Department store Target is being sued for discriminating against the sight impaired. The alleged discrimination happened on their website.
At issue is that, while programs that read the text content of online links, which the sight impaired can access with a keyboard, are available, graphic-intensive sites don’t accommodate them.
Target has countered that ADA rules apply only to physical places of business, not virtual ones. They’re probably right.
I’m not generally the type to side with Corporate America, but I can understand the blind were not foremost in the minds of Target’s web designers.
I’m also sure a more text-intensive Internet is not what we all want (it's not a book). Imagine the impact on porn sites alone! (I kid.)
I was in a stadium seating theatre once, and before the movie started, a physically disabled man came in, looked around at the auditorium, then called for the manager.

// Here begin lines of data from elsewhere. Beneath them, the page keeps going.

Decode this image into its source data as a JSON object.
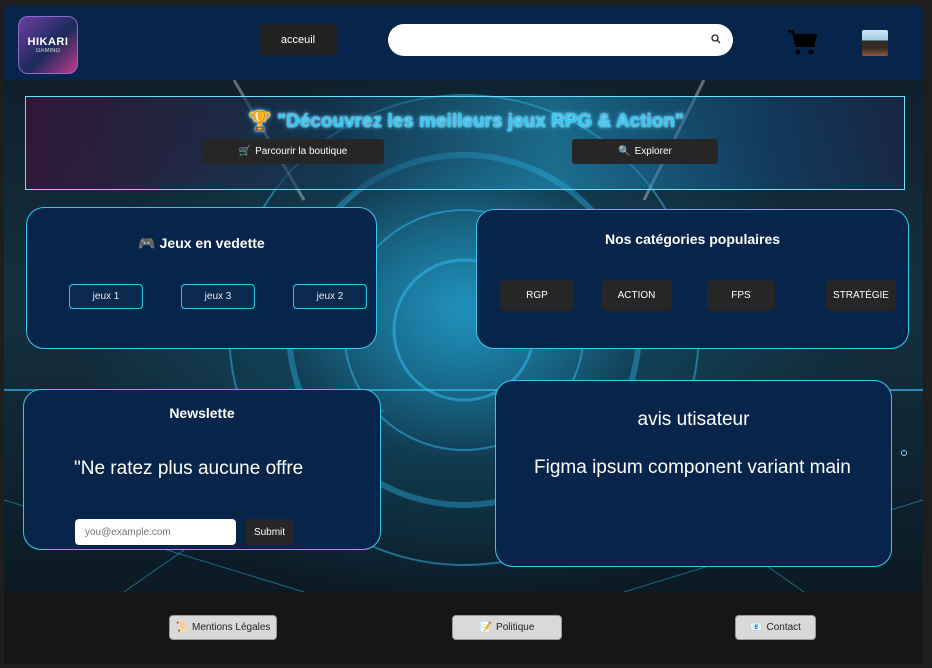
{
  "header": {
    "logo_line1": "HIKARI",
    "logo_line2": "GAMING",
    "home_label": "acceuil",
    "search_placeholder": "",
    "search_icon": "search-icon",
    "cart_icon": "cart-icon",
    "avatar_icon": "user-avatar"
  },
  "banner": {
    "trophy_icon": "🏆",
    "title": "\"Découvrez les meilleurs jeux RPG & Action\"",
    "shop_icon": "🛒",
    "shop_label": "Parcourir la boutique",
    "explore_icon": "🔍",
    "explore_label": "Explorer"
  },
  "featured": {
    "icon": "🎮",
    "title": "Jeux en vedette",
    "games": [
      "jeux 1",
      "jeux 3",
      "jeux 2"
    ]
  },
  "categories": {
    "title": "Nos catégories populaires",
    "items": [
      "RGP",
      "ACTION",
      "FPS",
      "STRATÉGIE"
    ]
  },
  "newsletter": {
    "title": "Newslette",
    "text": "\"Ne ratez plus aucune offre",
    "email_placeholder": "you@example.com",
    "submit_label": "Submit"
  },
  "reviews": {
    "title": "avis utisateur",
    "body": "Figma ipsum component variant main"
  },
  "footer": {
    "legal_icon": "📜",
    "legal_label": "Mentions Légales",
    "policy_icon": "📝",
    "policy_label": "Politique",
    "contact_icon": "📧",
    "contact_label": "Contact"
  },
  "colors": {
    "header_bg": "#07254a",
    "card_border": "#34c8ee",
    "button_dark": "#262626",
    "footer_bg": "#161616"
  }
}
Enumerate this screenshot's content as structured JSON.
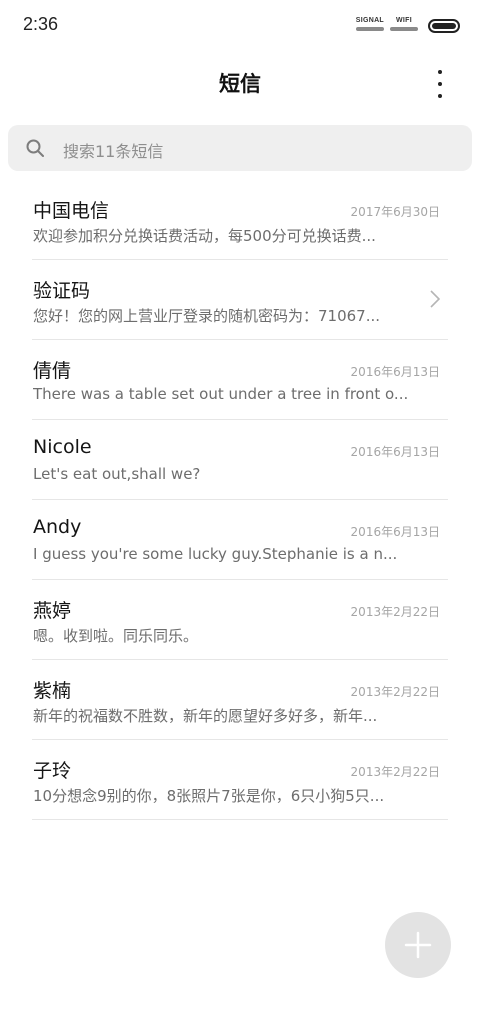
{
  "status_bar": {
    "time": "2:36",
    "signal_label": "SIGNAL",
    "wifi_label": "WIFI"
  },
  "header": {
    "title": "短信",
    "more_icon": "more-vertical-icon"
  },
  "search": {
    "placeholder": "搜索11条短信",
    "icon": "search-icon"
  },
  "conversations": [
    {
      "name": "中国电信",
      "date": "2017年6月30日",
      "preview": "欢迎参加积分兑换话费活动，每500分可兑换话费..."
    },
    {
      "name": "验证码",
      "date": "",
      "preview": "您好！您的网上营业厅登录的随机密码为：71067..."
    },
    {
      "name": "倩倩",
      "date": "2016年6月13日",
      "preview": "There was a table set out under a tree in front o..."
    },
    {
      "name": "Nicole",
      "date": "2016年6月13日",
      "preview": "Let's eat out,shall we?"
    },
    {
      "name": "Andy",
      "date": "2016年6月13日",
      "preview": "I guess you're some lucky guy.Stephanie is a n..."
    },
    {
      "name": "燕婷",
      "date": "2013年2月22日",
      "preview": "嗯。收到啦。同乐同乐。"
    },
    {
      "name": "紫楠",
      "date": "2013年2月22日",
      "preview": "新年的祝福数不胜数，新年的愿望好多好多，新年..."
    },
    {
      "name": "子玲",
      "date": "2013年2月22日",
      "preview": "10分想念9别的你，8张照片7张是你，6只小狗5只..."
    }
  ],
  "fab": {
    "icon": "plus-icon"
  },
  "colors": {
    "search_bg": "#efefef",
    "fab_bg": "#e3e3e3",
    "divider": "#e6e6e6"
  }
}
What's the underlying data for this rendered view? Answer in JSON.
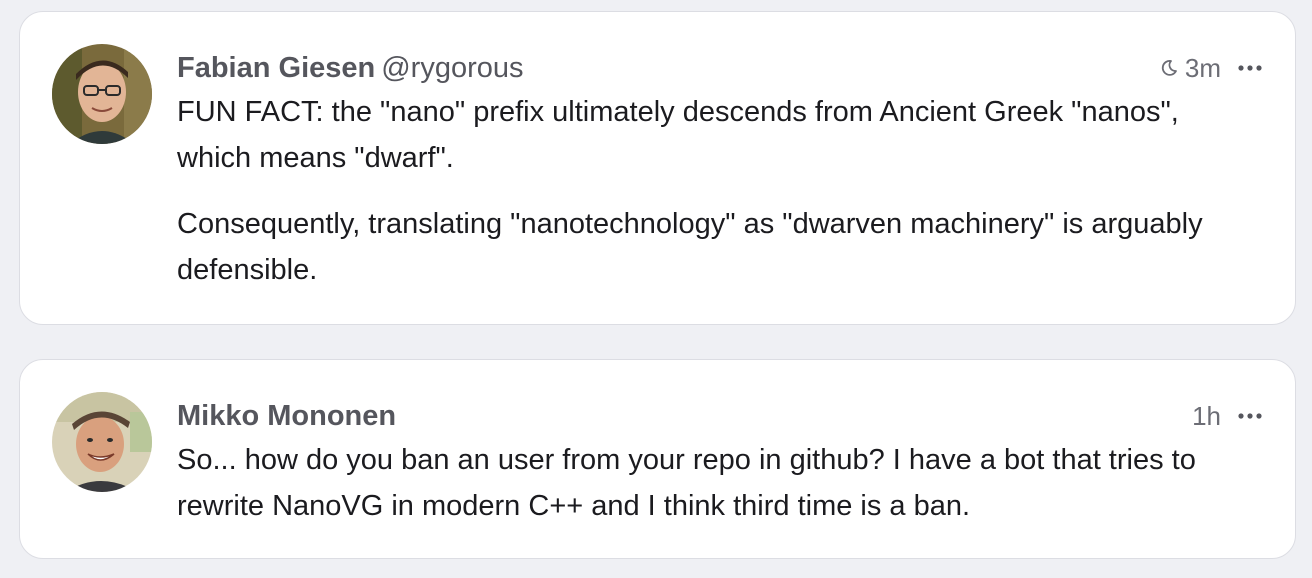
{
  "posts": [
    {
      "author_name": "Fabian Giesen",
      "author_handle": "@rygorous",
      "time": "3m",
      "visibility_icon": "moon-icon",
      "paragraphs": [
        "FUN FACT: the \"nano\" prefix ultimately descends from Ancient Greek \"nanos\", which means \"dwarf\".",
        "Consequently, translating \"nanotechnology\" as \"dwarven machinery\" is arguably defensible."
      ]
    },
    {
      "author_name": "Mikko Mononen",
      "author_handle": "",
      "time": "1h",
      "paragraphs": [
        "So... how do you ban an user from your repo in github? I have a bot that tries to rewrite NanoVG in modern C++ and I think third time is a ban."
      ]
    }
  ],
  "colors": {
    "background": "#eff0f4",
    "card": "#ffffff",
    "text": "#1b1b1f",
    "muted": "#6c6d75"
  }
}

I couldn’t hear their conversation clearly, but I could tell it was about the fact that the patron could not really partake of the stadium seating experience, because it involved climbing stairs. The manager seemed contrite and understanding, but the patron ended up leaving.
Devil’s advocate question here, and it’s going to make me sound like an insensitive bastard, but here goes: If you can’t participate in something, does that mean the other 99% of people who can shouldn’t be allowed to?
I believe in doing everything possible to simplify and improve the lives of the less-able. Any of us could become one of them any day. But that doesn’t mean sighted people, for example, should feel bad about nor be prevented from making full use of their gift.
Incidentally, I have been in at least one stadium seating theatre that did accommodate the handicapped. The entrance hall to the auditorium was essentially an up-ramp, so when you entered you were at mid-level, not ground level. The handicapped section was right there – the best seats in the house.
I distinguish between willful discrimination and discrimination by ignorance. So should the law. Handicapped groups should have a dialogue with companies that are not meeting their needs (there is no mention of this in the linked article) before heading to court.
I’d hate to be blind, crippled or otherwise impaired. (Well, some kinds of impairment don’t suck). And I sincerely hope all businesses will work to accommodate the handicapped to the greatest extent possible.